The Mongols’ early ancestors not only contributed to the emergence of the Mongoloid race, but also performed a central role in the establishment of a diversity of nomadic cultures in Central Asia. The project aims to clear and clarify the role of the Mongolian nomads to the Western and Oriental civilizations based on the real facts of archaeology, ethnography, history and culture. Totally 12 scholars and researchers have participated to this project.
Four basic directions of the result of this survey were obtained, such as:
1. Collective book on “Contribution of the Mongolian nomads to the Western and Oriental Civilizations”: In 3 volume book the authors have clarified relationship of the Mongolians with other civilizations on all aspects as well as political and diplomatic, economical and cultural, technological and religious, art and knowledge. The nomadic Mongols and their direct ancestors performed a major role in world civilization on two occasions, during the periods of the Xiongnu (Hun) Empire and the Mongol Empire. These nomadic peoples protected and developed international trade routes, represented by the “Silk Route”, as well as causing the construction of the Great Wall of China. During their wars of conquest, the Xiongnu travelled from the western parts of China through the mountainous region of Central Asia as far as the centres of Mesopotamian civilization. The famous “Silk Route”, which connected Western Europe, the Roman Empire and Islamic states, led to the emergence of new cities and towns along its path in Asia, Africa and Arabia, and contributed to the cultural development of Buddhist, Islamic, Daoist and Christian nations. The Mongol Empire established by Chinggis Khan fully met the criteria of a modern civilization: it guaranteed basic rights and freedoms, including the rights to live and to own property, and the freedom to travel, which extended to foreign visitors, as well as the freedom of religion; it had an effective administrative mechanism designed to protect and organize the affairs of the state; it had a fair legal system that applied to its own citizens and foreigners in its territory, supported by courts and legal regulations, which included acts recognizing international law and procedures governing war; and it maintained permanent and friendly diplomatic relations with other states.
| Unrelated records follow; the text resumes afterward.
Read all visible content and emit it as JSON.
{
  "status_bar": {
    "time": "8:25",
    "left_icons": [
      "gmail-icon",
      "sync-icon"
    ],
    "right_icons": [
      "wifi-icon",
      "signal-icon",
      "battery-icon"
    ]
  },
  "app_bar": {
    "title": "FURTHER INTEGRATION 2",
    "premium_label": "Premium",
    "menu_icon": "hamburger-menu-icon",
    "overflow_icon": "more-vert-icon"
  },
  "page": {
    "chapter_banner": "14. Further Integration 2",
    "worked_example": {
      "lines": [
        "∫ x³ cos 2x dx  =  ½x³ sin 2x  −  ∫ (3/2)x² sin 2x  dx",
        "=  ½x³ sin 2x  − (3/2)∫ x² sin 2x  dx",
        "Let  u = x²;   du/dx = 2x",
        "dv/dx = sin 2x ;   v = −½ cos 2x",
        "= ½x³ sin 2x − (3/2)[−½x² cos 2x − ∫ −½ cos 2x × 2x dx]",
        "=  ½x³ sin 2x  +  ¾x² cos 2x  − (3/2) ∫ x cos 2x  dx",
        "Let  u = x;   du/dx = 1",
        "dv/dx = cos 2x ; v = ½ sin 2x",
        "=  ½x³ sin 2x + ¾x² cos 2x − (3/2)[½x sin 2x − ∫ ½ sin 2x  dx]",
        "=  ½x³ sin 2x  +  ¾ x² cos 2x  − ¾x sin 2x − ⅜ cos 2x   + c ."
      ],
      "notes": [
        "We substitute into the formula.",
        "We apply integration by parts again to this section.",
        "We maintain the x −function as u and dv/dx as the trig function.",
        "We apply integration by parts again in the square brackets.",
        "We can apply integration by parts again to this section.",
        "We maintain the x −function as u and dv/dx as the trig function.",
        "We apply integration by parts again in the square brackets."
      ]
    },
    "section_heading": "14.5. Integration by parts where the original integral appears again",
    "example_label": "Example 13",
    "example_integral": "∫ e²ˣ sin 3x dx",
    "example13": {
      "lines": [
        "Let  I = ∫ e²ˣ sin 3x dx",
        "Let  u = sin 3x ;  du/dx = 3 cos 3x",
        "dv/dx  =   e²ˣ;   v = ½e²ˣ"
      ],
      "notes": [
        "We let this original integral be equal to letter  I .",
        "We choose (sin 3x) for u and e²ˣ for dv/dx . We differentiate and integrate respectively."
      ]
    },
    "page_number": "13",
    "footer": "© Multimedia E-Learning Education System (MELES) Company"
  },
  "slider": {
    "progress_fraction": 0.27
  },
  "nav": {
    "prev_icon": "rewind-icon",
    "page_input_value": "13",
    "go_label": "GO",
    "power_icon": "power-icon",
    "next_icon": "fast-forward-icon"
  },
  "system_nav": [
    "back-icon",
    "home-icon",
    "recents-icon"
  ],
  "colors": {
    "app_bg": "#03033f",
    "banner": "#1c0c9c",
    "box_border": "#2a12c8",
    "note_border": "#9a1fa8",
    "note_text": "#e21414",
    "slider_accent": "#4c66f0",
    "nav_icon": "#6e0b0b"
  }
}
2. The documentary movie on “Mongolia in the networking of the world civilizations” (37 min. in English): This documentary movie consists from two parts such as 1. Role of the Mongolian nomads to the world civilizations, 2. Cultural Diversity of Mongolian nomads
3. The recommendation on celebration and awareness of the 2220 years of the establishment of the Xiongnu-the first statehood of nomads: Considered to be the early ancestors of the Mongols, the Xunnu (also spelled Hsiong-nu or Xiongnu) left an important mark on the history of Central Asia, as the first of the Central Asian nomadic tribes to establish their own state. As result of this recommendation the Government of Mongolia made Resolution No. 314, on December 1st, 2010 on the Celebration of the 2220 years of the establishment of the Xiongnu Empire.
4. The monograph on History and Culture of the Xiongnu (26 pp.): The author of this book is Doctor Ya.Ganbaatar. The author concluded that one of the main contributionsmade by the Xunnu to cultural development was the creation of a system of writing, devised by adapting the Aramaic alphabet to the phonetics of their own language, supplemented by ancient tribal tamga symbols. Important numbers of Xunnu sites and artefacts have been discovered throughout Mongolia, the centre of the Xunnu state, but also in areas occupied by sedentary peoples of China, Korea, Greece and the Middle East, demonstrating that the Xunnu maintained wide-ranging relations with their sedentary neighbours.